To celebrate World Water Day 2022, we are highlighting some of our research on river abuse:
Slow Violence and River Abuse: The Hidden Effect of Land Use on Water Quality
Associated staff, researchers and companies:
- Professor Darren Reynolds, Dr Gillian Clayton, Niamh Fahy, Dr Sarah Bodman, Dr Mark Steer
- Simon Clarke and Shelly Easton, Somerset Wildlife Trust
In England, no river achieves good chemical status, only 14% achieve good ecological status and none achieve both good chemical and ecological status according to the European Water Framework Directive. The deteriorating quality of our river systems is a result of pollution runoff events from storm water discharge, sewage discharge and land mismanagement. Pollution from sewage discharge and land misuse (e.g. agricultural chemical runoff) can result in diminishing water quality through increased nutrient availability in rivers. The increased availability of nutrients in rivers can lead to algal blooms and eutrophication events. Eutrophication events negatively impact the quality of freshwater systems as light penetration becomes limited as sheets of algae cover surfaces. This then leads to reduced oxygen availability, which greatly impacts the microbial and aquatic life beneath the surface. The addition of excess nutrients or contaminants into our river systems can be describes as “slow violence”. Slow violence in the environment is the mid- to long-term damage or mismanagement that results in adverse effects may not always obvious: out of sight, out of mind.
An ongoing collaborative project between the Centre for Research in Biosciences, the Centre for Fine Print Research and Somerset Wildlife Trust is seeking to address slow violence in the form of how land-use can affect freshwater quality. This project intends to identify the effect of key nutrients and contaminants that are associated with excessive algal growth. This data will be integrated and interpreted in the form of traditional printmaking and experimental photographic processes. The printed outputs will investigate and respond to the relationship between land use and aquatic health. Produced artwork will be exhibited to allow for engagement with audiences and seeks to start conversations around the issue of declining water quality of our rivers and the effect of slow violence.

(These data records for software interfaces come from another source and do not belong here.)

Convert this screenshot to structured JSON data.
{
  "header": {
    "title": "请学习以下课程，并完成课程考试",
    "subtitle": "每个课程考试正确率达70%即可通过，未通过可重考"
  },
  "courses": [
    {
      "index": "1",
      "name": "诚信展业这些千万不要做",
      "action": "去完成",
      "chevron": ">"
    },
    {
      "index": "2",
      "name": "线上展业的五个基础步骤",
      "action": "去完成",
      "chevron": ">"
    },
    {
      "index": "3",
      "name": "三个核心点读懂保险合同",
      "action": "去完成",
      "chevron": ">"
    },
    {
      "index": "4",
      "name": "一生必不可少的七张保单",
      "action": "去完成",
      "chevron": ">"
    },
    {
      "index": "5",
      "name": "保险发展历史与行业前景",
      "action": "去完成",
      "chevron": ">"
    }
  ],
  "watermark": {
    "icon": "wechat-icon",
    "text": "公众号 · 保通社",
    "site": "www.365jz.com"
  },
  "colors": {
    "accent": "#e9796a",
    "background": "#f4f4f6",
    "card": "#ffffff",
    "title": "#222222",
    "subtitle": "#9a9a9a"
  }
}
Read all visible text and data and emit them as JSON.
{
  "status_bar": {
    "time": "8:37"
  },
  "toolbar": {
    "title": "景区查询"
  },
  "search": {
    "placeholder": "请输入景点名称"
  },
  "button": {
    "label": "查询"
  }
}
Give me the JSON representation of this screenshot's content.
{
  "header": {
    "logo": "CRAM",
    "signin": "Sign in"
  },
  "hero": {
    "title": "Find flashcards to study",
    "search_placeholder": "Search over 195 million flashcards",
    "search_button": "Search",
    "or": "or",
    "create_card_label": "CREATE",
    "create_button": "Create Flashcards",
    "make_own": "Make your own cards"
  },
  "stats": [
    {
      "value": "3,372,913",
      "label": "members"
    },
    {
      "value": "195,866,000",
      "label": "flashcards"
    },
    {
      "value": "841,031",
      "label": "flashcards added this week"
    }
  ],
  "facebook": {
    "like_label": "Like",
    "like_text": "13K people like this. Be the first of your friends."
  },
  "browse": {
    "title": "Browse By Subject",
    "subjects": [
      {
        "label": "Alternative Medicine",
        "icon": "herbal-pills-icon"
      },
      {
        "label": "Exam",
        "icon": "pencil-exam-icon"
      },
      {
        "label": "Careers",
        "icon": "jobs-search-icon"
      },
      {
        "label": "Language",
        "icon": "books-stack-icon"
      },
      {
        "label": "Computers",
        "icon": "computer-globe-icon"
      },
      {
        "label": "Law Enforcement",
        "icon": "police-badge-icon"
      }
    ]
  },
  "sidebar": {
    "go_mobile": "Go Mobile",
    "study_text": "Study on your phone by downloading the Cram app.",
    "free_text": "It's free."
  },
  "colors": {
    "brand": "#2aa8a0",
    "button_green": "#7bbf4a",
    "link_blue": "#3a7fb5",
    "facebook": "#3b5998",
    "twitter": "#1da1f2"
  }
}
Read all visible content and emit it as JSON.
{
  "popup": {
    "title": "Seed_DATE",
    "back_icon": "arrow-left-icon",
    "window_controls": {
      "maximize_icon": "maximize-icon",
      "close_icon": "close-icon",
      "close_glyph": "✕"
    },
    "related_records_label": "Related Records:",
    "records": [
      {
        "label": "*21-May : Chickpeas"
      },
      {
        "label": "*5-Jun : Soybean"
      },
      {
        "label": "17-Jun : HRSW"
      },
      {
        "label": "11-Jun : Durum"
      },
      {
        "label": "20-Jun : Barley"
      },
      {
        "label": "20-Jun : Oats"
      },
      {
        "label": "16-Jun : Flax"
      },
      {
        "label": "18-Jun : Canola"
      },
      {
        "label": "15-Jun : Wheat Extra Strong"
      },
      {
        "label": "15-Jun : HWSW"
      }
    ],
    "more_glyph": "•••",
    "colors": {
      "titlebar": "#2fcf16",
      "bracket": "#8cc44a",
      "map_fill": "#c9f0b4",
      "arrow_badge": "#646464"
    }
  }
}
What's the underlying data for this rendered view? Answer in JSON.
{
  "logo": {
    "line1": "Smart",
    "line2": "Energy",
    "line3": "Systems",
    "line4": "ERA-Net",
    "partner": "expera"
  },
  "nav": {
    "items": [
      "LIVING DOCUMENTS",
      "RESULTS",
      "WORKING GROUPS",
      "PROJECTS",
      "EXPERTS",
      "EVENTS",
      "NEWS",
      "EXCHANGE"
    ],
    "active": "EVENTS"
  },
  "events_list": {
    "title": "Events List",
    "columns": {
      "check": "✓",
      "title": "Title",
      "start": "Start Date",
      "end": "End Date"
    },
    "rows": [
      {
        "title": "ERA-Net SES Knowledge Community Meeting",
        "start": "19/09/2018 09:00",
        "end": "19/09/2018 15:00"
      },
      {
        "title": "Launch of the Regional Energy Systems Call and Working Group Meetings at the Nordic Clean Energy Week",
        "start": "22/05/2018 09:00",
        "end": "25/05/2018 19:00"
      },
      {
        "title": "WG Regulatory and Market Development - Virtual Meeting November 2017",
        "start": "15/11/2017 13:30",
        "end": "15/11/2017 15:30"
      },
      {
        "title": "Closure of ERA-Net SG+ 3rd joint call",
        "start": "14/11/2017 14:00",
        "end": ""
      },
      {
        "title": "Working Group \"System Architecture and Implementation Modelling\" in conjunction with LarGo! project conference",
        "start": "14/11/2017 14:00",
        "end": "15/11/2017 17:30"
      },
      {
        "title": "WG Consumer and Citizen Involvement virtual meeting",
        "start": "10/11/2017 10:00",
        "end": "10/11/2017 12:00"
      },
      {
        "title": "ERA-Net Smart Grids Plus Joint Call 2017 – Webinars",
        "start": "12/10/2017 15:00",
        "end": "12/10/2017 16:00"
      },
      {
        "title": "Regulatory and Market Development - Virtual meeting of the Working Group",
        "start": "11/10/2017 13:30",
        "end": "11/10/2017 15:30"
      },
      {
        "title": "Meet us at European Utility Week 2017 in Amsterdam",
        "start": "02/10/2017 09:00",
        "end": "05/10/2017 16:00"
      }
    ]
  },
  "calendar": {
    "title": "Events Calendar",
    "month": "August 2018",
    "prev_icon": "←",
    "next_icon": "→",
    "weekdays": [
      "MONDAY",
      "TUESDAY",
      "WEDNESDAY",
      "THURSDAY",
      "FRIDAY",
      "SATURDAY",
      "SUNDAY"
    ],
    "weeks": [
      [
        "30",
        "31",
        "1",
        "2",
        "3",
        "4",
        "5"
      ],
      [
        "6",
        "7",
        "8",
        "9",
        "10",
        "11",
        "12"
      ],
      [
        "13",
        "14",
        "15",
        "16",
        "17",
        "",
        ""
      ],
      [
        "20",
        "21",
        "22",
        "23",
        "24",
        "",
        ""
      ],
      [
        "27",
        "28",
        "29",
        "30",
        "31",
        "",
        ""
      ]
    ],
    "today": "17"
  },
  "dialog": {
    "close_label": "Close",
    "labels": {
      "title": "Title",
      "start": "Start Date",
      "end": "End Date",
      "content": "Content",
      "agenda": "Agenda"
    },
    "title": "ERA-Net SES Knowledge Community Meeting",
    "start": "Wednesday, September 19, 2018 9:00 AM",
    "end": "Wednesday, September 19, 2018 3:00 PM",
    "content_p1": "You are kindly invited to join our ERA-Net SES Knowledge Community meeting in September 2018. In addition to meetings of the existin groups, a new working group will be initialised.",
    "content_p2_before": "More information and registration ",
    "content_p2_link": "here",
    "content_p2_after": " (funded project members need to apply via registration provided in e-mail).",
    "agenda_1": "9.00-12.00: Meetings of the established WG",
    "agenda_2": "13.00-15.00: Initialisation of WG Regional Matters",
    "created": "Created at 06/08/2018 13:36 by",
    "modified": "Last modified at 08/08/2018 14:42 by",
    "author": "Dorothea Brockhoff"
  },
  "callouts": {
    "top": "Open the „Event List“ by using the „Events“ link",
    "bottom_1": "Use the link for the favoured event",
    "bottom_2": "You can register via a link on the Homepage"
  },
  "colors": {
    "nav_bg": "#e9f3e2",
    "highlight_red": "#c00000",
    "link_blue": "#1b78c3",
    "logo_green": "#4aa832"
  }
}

This multidisciplinary project is an example of interdisciplinary collaborations that are being created and nurtured as part of a new UWE Bristol-wide Healthy Waters Initiative Research Cluster. The Healthy Waters Initiative seeks to restore and enhance the health of freshwaters for people, businesses, and nature. This will be addressed through developing projects that cut across three interdisciplinary core themes: science, design and technology, and society.